In a region of the Brazilian Amazon known for its lush rainforest, spectacular white-sand river beaches, and pink dolphins, large-scale farming threatens biological diversity. In response to this threat, The Nature Conservancy is working with with soy farmers on an initiative that has the potential to conserve nearly 1.2 million acres of this important tropical forest.
Verifying Environmental Protection
In the initial phase of the project which began in 2004, four field teams comprised of Conservancy staff and partners utilized 108 satellite images and field visits with 300 small-, medium- and large-scale soy farmers to complete an environmental assessment that lays the groundwork for this initiative that will verify that soy has been cultivated in an environmentally sensitive way. Utilizing this assessment, they began a pilot project for environmental compliance with the goal of slowing rainforest conversion caused by large-scale farming.
Moving Sustainable Farming Forward
The pilot project evolved from working originally with 25 farmers to now encompass 210 farmers with the objective of helping them develop eco-friendly practices that abide with Brazilian environmental legislation. To move the initiative forward, the Conservancy and its partner have:
- Hosted a three-day workshop to help provide technical assistance to producers involved on the restoration of degraded areas.
- Continued to provide technical assistance to farmers to help them come into compliance with environmental legislation.
- In the coming months, the Conservancy will also update the assessment that was conducted in 2005 to have an up-to-date portrait of all producers in the region, especially those who recently entered into the project.

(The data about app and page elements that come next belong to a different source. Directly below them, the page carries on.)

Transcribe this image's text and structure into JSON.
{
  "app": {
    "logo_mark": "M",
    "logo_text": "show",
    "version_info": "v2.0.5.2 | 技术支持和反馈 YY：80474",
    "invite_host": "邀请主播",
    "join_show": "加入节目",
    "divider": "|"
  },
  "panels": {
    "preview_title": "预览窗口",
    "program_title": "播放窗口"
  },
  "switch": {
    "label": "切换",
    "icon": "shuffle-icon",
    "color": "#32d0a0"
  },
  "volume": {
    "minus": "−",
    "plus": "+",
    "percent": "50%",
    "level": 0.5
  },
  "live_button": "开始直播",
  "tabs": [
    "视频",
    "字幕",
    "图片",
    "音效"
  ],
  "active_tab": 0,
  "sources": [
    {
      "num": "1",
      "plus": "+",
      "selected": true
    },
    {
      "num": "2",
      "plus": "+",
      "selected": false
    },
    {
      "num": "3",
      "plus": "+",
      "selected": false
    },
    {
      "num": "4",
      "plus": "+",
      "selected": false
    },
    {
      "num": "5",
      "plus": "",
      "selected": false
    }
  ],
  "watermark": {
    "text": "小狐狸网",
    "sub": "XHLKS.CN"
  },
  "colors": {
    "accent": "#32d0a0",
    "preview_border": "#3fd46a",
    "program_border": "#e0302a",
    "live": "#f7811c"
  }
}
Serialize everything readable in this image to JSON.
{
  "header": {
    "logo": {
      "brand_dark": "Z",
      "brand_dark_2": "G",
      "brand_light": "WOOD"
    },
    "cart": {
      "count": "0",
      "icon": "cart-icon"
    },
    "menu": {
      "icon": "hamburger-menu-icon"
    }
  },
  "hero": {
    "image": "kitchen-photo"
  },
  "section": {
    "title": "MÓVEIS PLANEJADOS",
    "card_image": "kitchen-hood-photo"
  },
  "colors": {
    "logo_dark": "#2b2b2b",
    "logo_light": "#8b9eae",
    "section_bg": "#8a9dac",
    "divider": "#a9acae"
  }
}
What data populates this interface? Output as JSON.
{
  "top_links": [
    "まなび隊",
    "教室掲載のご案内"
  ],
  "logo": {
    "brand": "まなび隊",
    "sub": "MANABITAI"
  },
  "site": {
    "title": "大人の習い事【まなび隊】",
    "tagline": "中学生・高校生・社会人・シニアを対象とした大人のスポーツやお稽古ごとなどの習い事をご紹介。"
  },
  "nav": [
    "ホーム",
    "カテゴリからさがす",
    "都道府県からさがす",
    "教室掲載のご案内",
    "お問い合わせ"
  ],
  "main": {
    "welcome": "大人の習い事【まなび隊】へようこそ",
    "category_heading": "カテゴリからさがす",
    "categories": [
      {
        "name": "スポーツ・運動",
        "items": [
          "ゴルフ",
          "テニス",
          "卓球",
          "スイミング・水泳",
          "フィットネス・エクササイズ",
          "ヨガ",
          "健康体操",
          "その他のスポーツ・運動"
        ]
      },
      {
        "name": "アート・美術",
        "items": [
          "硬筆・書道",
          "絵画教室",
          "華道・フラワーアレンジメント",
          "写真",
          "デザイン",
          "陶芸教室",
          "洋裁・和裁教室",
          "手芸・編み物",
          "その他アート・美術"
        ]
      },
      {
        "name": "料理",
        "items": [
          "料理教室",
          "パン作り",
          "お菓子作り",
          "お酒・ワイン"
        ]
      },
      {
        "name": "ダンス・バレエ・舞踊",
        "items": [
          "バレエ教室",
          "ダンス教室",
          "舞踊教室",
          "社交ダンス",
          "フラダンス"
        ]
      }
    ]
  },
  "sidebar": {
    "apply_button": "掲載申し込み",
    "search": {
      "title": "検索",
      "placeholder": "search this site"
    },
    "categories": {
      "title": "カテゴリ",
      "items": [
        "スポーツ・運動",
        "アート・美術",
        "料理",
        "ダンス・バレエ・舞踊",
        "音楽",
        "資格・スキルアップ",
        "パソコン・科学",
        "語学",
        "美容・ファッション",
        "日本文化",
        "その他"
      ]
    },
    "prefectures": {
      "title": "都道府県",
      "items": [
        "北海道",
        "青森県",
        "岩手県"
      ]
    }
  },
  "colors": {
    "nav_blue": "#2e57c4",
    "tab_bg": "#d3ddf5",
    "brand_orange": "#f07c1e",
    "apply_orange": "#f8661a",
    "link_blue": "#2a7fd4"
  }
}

This initiative is a step forward in promoting environmentally and socially-conscious agricultural practices that help protect valuable Amazon forest habitat.